Winemiller, Kirk O., Fitzgerald, Daniel B., Bower, Luke M., Pianka, Eric R. 2015.  Functional traits, convergent evolution, and periodic tables of niches. Ecology Letters. DOI: 10.1111/ele.12462

4 comments:

florianhartig said...

I think the problem of ambiguity in approaches such as Winemiller et al. arises because anyone classifying niche dimensions ad hoc will ultimately do so against some implicit model of what's important for an organism, and as people differ in their view on that, so do they differ in their "periodic table".
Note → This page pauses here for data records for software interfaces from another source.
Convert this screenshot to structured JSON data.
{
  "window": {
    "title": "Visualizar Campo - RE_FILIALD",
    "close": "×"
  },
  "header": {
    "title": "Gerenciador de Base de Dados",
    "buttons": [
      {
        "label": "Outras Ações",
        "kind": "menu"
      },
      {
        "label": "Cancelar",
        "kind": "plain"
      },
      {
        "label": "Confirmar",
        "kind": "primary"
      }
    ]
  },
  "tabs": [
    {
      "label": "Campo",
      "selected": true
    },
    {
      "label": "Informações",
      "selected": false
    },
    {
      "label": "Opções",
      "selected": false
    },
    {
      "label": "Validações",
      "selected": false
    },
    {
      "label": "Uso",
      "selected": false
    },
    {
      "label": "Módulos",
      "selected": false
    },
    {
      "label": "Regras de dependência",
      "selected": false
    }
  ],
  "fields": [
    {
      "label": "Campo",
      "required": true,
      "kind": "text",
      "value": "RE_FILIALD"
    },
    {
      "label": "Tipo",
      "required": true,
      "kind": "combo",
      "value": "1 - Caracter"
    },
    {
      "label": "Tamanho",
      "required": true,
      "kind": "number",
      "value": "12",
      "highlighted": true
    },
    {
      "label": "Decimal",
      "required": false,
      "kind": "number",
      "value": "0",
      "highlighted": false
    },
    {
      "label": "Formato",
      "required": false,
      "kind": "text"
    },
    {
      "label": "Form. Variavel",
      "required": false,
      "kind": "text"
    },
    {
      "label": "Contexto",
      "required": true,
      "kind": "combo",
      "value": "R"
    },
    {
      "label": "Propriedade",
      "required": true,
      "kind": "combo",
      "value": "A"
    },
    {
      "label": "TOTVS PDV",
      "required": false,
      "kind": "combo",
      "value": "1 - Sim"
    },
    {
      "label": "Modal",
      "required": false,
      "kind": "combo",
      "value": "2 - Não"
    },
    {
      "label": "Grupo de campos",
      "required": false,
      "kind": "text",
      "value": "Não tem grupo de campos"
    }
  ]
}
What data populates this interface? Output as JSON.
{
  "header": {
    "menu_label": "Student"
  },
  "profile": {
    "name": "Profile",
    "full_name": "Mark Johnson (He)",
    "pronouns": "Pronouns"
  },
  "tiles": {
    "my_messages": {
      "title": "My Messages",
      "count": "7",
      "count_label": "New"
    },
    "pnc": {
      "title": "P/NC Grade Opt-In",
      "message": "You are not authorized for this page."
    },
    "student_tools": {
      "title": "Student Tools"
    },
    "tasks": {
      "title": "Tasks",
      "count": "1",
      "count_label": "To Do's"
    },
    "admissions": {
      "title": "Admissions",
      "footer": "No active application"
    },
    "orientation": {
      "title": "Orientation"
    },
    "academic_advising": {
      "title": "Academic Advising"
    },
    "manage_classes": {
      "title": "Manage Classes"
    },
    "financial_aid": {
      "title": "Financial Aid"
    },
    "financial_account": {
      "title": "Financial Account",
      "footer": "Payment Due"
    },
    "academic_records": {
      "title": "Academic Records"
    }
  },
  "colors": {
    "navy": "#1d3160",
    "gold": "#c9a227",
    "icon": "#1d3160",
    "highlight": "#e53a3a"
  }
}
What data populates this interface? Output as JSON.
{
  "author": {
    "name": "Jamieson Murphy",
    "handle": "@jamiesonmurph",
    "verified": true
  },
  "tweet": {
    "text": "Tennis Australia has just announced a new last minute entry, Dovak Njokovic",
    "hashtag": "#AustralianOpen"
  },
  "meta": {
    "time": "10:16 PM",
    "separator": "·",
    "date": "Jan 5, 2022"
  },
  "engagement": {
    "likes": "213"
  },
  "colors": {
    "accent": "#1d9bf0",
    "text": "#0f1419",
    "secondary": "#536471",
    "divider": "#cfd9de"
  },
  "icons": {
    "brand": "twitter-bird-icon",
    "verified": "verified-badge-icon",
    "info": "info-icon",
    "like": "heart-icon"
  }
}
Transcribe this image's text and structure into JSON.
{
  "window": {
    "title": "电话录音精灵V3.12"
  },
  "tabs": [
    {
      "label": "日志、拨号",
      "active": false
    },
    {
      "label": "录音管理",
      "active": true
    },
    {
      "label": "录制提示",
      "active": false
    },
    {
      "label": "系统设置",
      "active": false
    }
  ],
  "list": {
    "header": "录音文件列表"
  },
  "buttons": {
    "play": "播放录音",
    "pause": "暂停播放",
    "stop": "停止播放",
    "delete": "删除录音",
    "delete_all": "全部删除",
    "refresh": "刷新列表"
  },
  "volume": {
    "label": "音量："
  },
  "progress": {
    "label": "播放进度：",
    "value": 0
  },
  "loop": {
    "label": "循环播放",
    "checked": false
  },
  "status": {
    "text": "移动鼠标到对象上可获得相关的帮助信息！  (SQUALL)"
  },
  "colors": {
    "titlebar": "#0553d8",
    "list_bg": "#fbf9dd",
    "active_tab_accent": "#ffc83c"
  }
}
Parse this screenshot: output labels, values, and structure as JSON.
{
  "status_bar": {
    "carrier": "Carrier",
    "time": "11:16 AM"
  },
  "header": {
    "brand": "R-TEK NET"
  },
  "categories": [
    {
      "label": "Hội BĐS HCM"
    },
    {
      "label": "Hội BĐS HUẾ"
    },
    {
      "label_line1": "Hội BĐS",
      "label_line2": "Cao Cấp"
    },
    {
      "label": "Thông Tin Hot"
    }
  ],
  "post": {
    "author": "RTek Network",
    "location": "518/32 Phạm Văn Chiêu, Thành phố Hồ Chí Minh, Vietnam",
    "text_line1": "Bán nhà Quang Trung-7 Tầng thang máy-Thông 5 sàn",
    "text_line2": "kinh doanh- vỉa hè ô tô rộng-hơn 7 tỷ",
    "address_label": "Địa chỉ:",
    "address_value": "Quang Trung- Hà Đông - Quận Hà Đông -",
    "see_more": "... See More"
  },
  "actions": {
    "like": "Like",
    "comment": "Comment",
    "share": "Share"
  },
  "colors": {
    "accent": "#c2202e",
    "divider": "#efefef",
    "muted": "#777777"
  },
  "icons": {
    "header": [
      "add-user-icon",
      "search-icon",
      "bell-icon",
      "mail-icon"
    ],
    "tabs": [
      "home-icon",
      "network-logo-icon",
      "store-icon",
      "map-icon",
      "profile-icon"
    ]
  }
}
I'm not so negative about the attempt in general though - in the end, a species' niche must be described by its functional properties. To agree on them, we would need to agree about an explicit (dynamic) model for what is important for organisms of a different class, e.g. plants (by explicit, I mean you could write it down, put it in a computer and make predictions). To work on this does not seem a waste of energy to me. If we have that, we have by definition the important parameters in which species differ, so we just need to fill the data gaps. We can look for trade-offs and maybe eliminate a few dimensions, but very likely we'd end up with far more than 3 axis, but I don't see a problem with that.

Caroline Tucker said...

"I think the problem of ambiguity in approaches such as Winemiller et al. arises because anyone classifying niche dimensions ad hoc will ultimately do so against some implicit model of what's important for an organism, and as people differ in their view on that, so do they differ in their "periodic table"."

I think that's so apt, and one of the underlying problem with attempts to make ecology more general. So either we approach this from a particular system or organism, or we try to make it so general as to be no longer useful.

Dr. Fox said...

What Florian said.

Joachim D. said...

The periodic table of chemical elements is not an arbitrary classification made by humans, in order to pigeonhole elements. It reflects an intrinsic property of matter. All atoms with the same number of protons in the nucleus (and hence electrons in the shell) are chemically identical and do therefore belong to the same element. Okay, isotopes do exist, but that's a matter of differing numbers of neutrons in the nucleus. As most chemistry is concerned with what the valence electrons do, these differences in isotopes can usually be neglected. When isotopes do get important, however, the nuclear physics/chemistry is none the fuzzier for it.

Likening phenotypes to isotopes suggests, to me, that the ultimate periodic table of niches will be one where each niche will be inhabited by exactly one species. Or did I get something wrong there?

P.S.: I remember an early periodic table of niches (from Pianka 1993, I guess) with primary producers, herbivores and carnivores as the main groups and a continuum of r-K-selection instead of discontinuous periods. "What about omnivores and flesh eating plants?", I thought, "and how do you quantify r-K-selection?" IMHO, the new categories seem to suffer from the same ills.